One egg a day does not increase the risk of cardiovascular disease, U.S. researchers from Harvard University's T.H. Chan School of Public Health have shown, study results published in BMJ.
The researchers analyzed data from three large studies involving 215,000 people without serious chronic diseases at the start of the study. Their health status was monitored for 34 years.
The researchers studied the participants' diets and found that people typically ate one to five eggs a week. It turned out that this amount of eggs did not increase the risk of myocardial infarction, coronary heart disease or stroke. The link between egg consumption and cardiovascular risk was found only for people with type 2 diabetes.
On average, most people don't eat more than one egg a day. You can have two eggs for breakfast, but only two or three times a week. So the average consumption actually turns out to be less than one egg a day, explained Frank Hu, co-author of the study.
The researchers also conducted a meta-analysis of 28 European, American and Asian studies, which together examined the egg consumption habits of 1.7 million people.
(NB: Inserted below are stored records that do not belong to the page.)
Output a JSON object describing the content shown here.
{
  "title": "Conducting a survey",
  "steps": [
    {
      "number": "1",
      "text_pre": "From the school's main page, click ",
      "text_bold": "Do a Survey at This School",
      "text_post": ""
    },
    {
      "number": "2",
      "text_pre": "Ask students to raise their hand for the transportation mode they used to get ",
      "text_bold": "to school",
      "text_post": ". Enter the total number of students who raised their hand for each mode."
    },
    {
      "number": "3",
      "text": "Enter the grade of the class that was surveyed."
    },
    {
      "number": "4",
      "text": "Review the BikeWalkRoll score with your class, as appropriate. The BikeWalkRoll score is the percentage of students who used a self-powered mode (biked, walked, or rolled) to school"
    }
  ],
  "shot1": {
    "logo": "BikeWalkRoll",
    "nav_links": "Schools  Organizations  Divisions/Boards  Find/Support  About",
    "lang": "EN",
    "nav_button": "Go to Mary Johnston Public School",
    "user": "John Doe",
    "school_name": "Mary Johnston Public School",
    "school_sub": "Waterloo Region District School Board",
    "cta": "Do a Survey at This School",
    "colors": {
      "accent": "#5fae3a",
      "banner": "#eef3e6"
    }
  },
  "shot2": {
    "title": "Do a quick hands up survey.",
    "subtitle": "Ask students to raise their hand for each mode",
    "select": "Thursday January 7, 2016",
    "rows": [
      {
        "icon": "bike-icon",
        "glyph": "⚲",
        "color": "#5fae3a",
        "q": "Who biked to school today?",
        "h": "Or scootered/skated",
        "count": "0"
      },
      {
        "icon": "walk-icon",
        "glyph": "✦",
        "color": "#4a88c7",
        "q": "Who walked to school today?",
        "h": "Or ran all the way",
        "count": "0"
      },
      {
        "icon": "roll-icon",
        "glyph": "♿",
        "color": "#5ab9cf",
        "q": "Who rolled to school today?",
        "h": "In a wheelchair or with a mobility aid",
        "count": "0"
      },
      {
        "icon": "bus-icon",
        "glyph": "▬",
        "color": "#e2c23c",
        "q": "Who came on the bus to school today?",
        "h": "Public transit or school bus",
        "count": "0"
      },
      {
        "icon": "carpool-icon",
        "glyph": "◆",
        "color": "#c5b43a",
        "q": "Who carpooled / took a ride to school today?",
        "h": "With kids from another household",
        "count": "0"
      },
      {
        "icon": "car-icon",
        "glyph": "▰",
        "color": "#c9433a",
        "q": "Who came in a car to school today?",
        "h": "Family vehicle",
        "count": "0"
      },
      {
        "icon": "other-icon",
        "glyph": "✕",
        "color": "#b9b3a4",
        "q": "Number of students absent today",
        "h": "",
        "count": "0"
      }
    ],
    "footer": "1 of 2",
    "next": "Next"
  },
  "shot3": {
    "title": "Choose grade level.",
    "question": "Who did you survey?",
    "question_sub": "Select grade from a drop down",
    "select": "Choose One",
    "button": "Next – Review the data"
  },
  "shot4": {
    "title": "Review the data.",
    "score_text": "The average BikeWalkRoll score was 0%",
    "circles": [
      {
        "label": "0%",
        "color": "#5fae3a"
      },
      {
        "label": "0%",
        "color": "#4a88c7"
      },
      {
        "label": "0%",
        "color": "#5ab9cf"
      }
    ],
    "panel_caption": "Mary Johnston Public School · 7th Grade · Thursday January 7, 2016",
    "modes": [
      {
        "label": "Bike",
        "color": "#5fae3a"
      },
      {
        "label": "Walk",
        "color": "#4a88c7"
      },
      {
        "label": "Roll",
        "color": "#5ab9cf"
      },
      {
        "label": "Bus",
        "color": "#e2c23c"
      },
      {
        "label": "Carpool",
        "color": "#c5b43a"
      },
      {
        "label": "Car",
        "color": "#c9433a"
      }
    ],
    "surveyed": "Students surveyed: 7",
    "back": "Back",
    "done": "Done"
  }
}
Data from these studies also confirm that one egg a day has no negative impact on heart health.
Asian studies have found an association of egg consumption with some reduction in the risk of cardiovascular disease. Researchers have offered the explanation that in Asian cultures, eggs are usually in a variety of dishes, whereas in the West, eggs are often eaten alone, with red or processed meats and white bread.